There’s so much wrong with “Theater Camp” (Searchlight), the co-directorial debut of actress and writer Molly Gordon and Nick Lieberman, it’s difficult to know where to begin. As a character in a much better movie once said, “Let's start at the very beginning/A very good place to start.”
Supposedly (and inconsistently) presented as a documentary about struggling theater camp Adirondacts (get it?), we are introduced to founder Joan (Amy Sedaris), and her annual springtime quest to raise funds and recruit talent for her beloved business. While at a school musical production, Joan, accompanied by camp manager Rita (Caroline Aaron), suffers a seizure and slips into a coma. Nevertheless, the documentarians decide to keep making their movie.

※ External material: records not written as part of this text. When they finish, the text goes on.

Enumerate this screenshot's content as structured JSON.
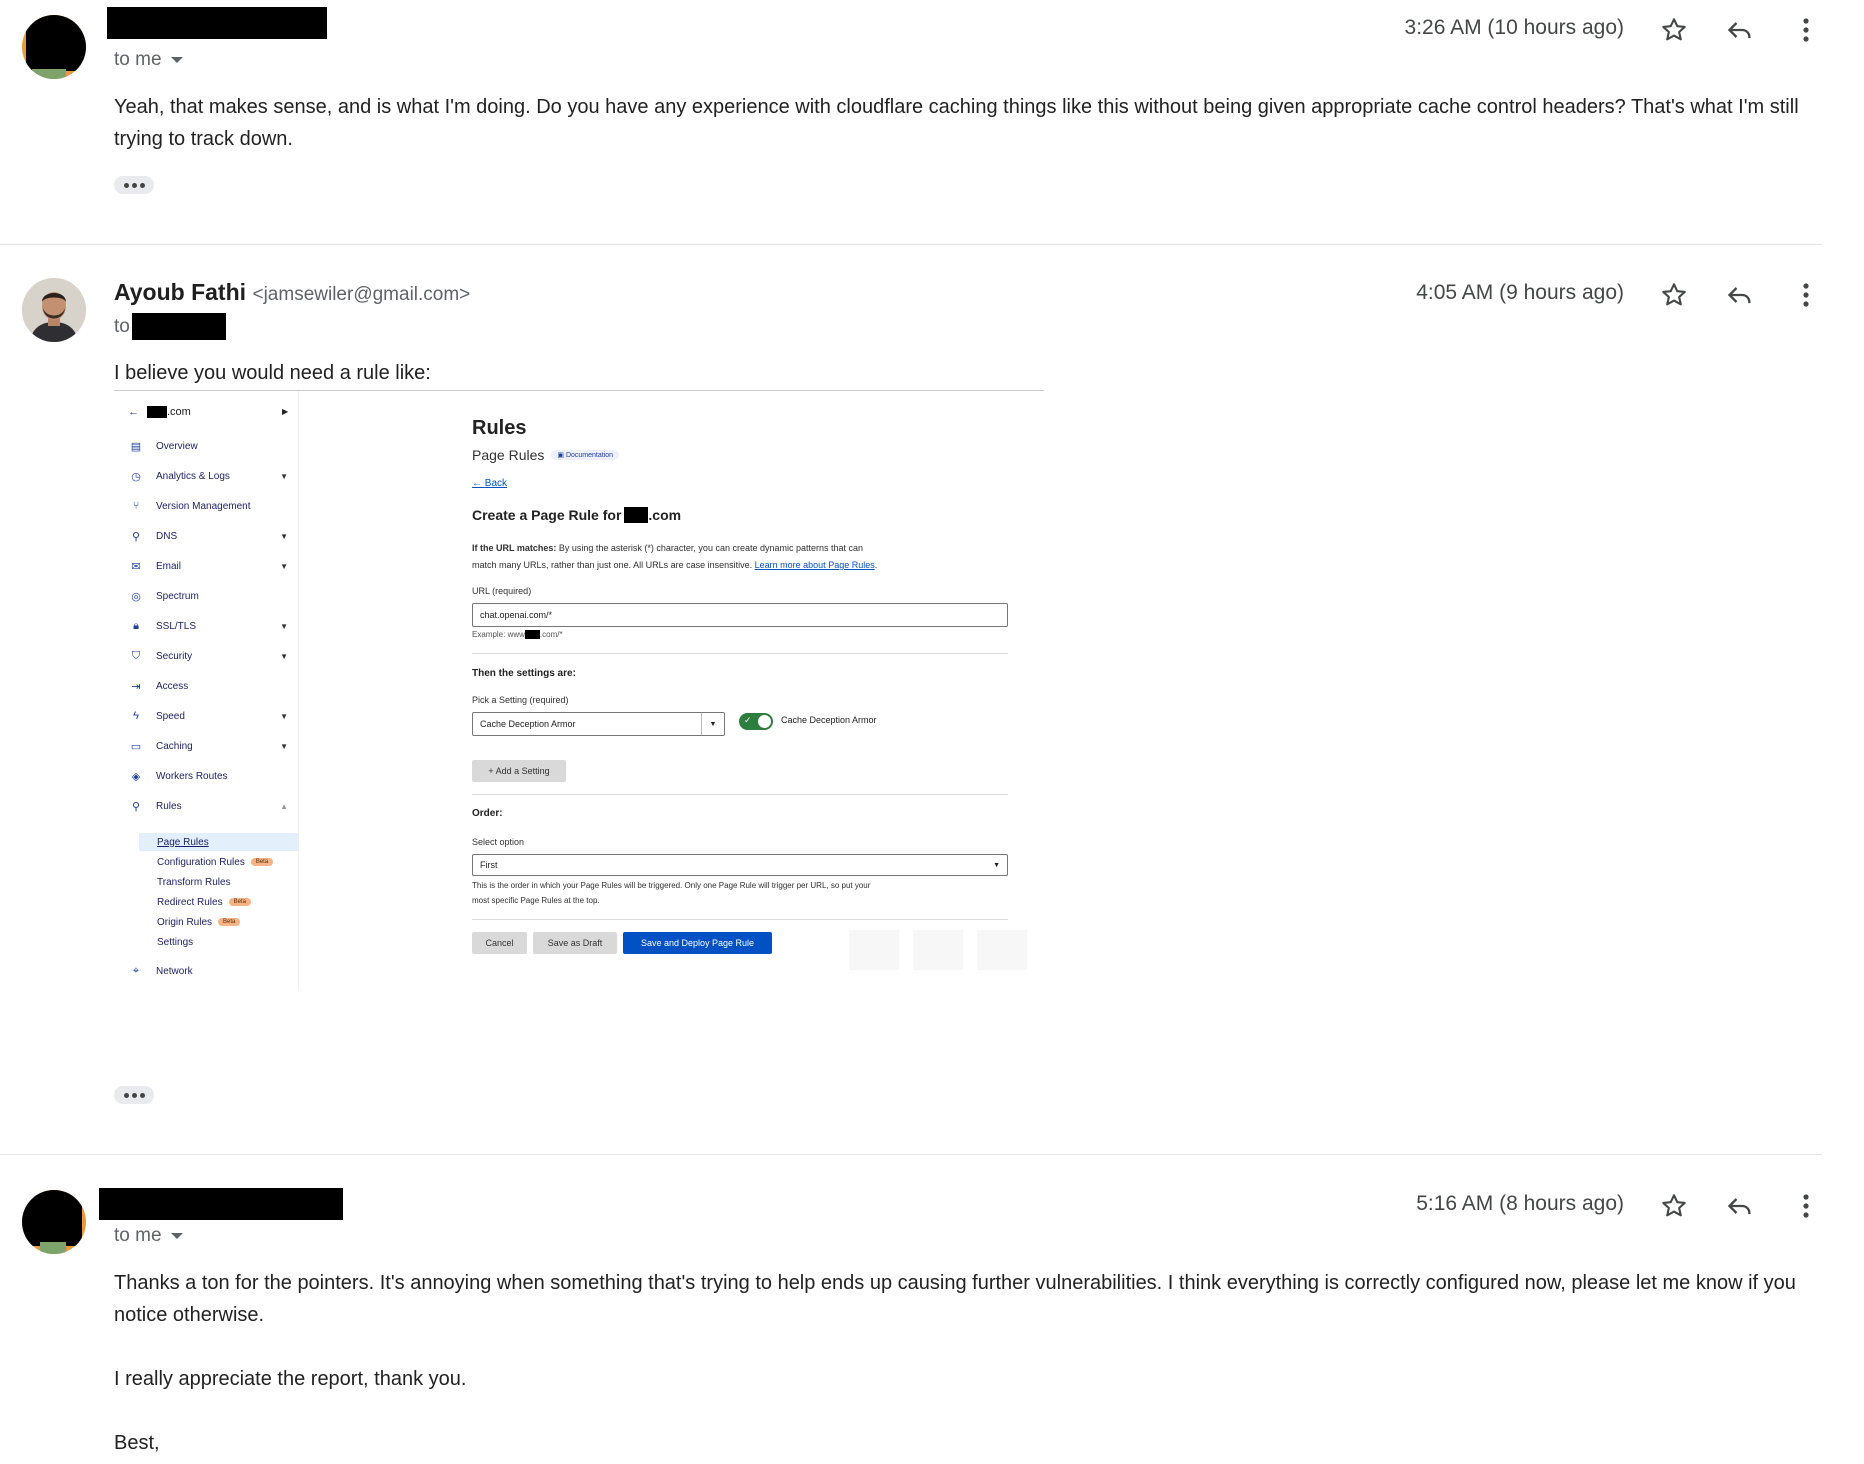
{
  "messages": [
    {
      "time": "3:26 AM (10 hours ago)",
      "recipient_label": "to me",
      "paragraphs": [
        "Yeah, that makes sense, and is what I'm doing. Do you have any experience with cloudflare caching things like this without being given appropriate cache control headers? That's what I'm still trying to track down."
      ]
    },
    {
      "sender_name": "Ayoub Fathi",
      "sender_email": "<jamsewiler@gmail.com>",
      "time": "4:05 AM (9 hours ago)",
      "recipient_label": "to",
      "intro": "I believe you would need a rule like:"
    },
    {
      "time": "5:16 AM (8 hours ago)",
      "recipient_label": "to me",
      "paragraphs": [
        "Thanks a ton for the pointers. It's annoying when something that's trying to help ends up causing further vulnerabilities. I think everything is correctly configured now, please let me know if you notice otherwise.",
        "I really appreciate the report, thank you.",
        "Best,"
      ]
    }
  ],
  "embedded_screenshot": {
    "domain_suffix": ".com",
    "sidebar": {
      "items": [
        {
          "label": "Overview",
          "icon": "document-icon"
        },
        {
          "label": "Analytics & Logs",
          "icon": "clock-icon",
          "expandable": true
        },
        {
          "label": "Version Management",
          "icon": "branch-icon"
        },
        {
          "label": "DNS",
          "icon": "network-icon",
          "expandable": true
        },
        {
          "label": "Email",
          "icon": "envelope-icon",
          "expandable": true
        },
        {
          "label": "Spectrum",
          "icon": "target-icon"
        },
        {
          "label": "SSL/TLS",
          "icon": "lock-icon",
          "expandable": true
        },
        {
          "label": "Security",
          "icon": "shield-icon",
          "expandable": true
        },
        {
          "label": "Access",
          "icon": "access-icon"
        },
        {
          "label": "Speed",
          "icon": "bolt-icon",
          "expandable": true
        },
        {
          "label": "Caching",
          "icon": "storage-icon",
          "expandable": true
        },
        {
          "label": "Workers Routes",
          "icon": "workers-icon"
        },
        {
          "label": "Rules",
          "icon": "rules-icon",
          "expanded": true
        }
      ],
      "subitems": [
        {
          "label": "Page Rules",
          "active": true
        },
        {
          "label": "Configuration Rules",
          "badge": "Beta"
        },
        {
          "label": "Transform Rules"
        },
        {
          "label": "Redirect Rules",
          "badge": "Beta"
        },
        {
          "label": "Origin Rules",
          "badge": "Beta"
        },
        {
          "label": "Settings"
        }
      ],
      "network_label": "Network"
    },
    "heading": "Rules",
    "subheading": "Page Rules",
    "doc_badge": "Documentation",
    "back_link": "Back",
    "form_title_prefix": "Create a Page Rule for",
    "form_title_suffix": ".com",
    "url_help_bold": "If the URL matches:",
    "url_help_line1": "By using the asterisk (*) character, you can create dynamic patterns that can",
    "url_help_line2": "match many URLs, rather than just one. All URLs are case insensitive.",
    "url_help_link": "Learn more about Page Rules",
    "url_label": "URL (required)",
    "url_value": "chat.openai.com/*",
    "example_prefix": "Example: www",
    "example_suffix": ".com/*",
    "settings_heading": "Then the settings are:",
    "pick_label": "Pick a Setting (required)",
    "setting_value": "Cache Deception Armor",
    "toggle_label": "Cache Deception Armor",
    "add_setting": "+ Add a Setting",
    "order_heading": "Order:",
    "select_label": "Select option",
    "order_value": "First",
    "order_help_line1": "This is the order in which your Page Rules will be triggered. Only one Page Rule will trigger per URL, so put your",
    "order_help_line2": "most specific Page Rules at the top.",
    "cancel": "Cancel",
    "save_draft": "Save as Draft",
    "save_deploy": "Save and Deploy Page Rule",
    "colors": {
      "accent": "#0051c3",
      "toggle": "#2c7d3e",
      "beta": "#f6b383"
    }
  }
}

In Joan’s absence, Adirondacts is being run by her clueless vlogger son Troy (Jimmy Tatro), who is in way over his empty head. The staff, including overworked and undervalued tech director Glenn (Noah Galvin), longtime counselor Amos (Ben Platt at his most annoying), head of music Rebecca-Diane (Gordon), costume designer Gigi (Owen Thiele), choreographer Clive (Nathan Lee Graham), and new hire Janet (Ayo Edebiri), are some of the most miserable people you’ll ever meet. Each one is a failure in their respective careers, which is why they ended up at Adirondacts. Janet is running her own scam, having lied on her resume to get the job. The counselors don’t hide their disdain for the campers, thinking nothing of saying hurtful things to the kids.
Every summer the campers perform four productions, including an original one co-written by Amos and Rebecca-Diane. As a tribute to comatose founder Joan, they wrote the musical “Joan, Still.” While the camp is abuzz with classes and rehearsals, Troy is being wooed by Caroline (Patti Harrison), a cutthroat venture capitalist hired by nearby and affluent Camp Lakeside, to try and convince him to sell the property which is facing foreclosure.
Talk about drama! Unfortunately, there’s less to talk about when it comes to comedy as the laughs are often mean-spirited and at the expense of other characters. There are some memorable scenes, including one in which Glenn gives Troy the lowdown on the various cliques at the lunchroom tables. Also, a bit involving a money-making scheme of Troy’s, in which the camp hosts a dinner for the local Rotary Club, and some of the campers act as the waitstaff, ekes out a laugh or two. The tear stick scene, when a camper is busted for using one to cry (“doping for actors”), is also clever.
But any movie that makes you trudge through more than 70 minutes of sludge before the big payoff is frustrating. The 11 o’clock song finale, which features the camp’s Performance Weekend presentation of “Joan, Still,” when Glenn is unexpectedly given a chance to shine more than just the follow spot, is the highlight, but it comes too late.
Gregg Shapiro is the author of nine books including the poetry chapbook Refrain in Light (Souvenir Spoon Books, 2022). An entertainment journalist, whose interviews and reviews run in a variety of regional LGBTQ+ and mainstream publications and websites, Shapiro lives in Fort Lauderdale with his husband Rick and their dog Coco.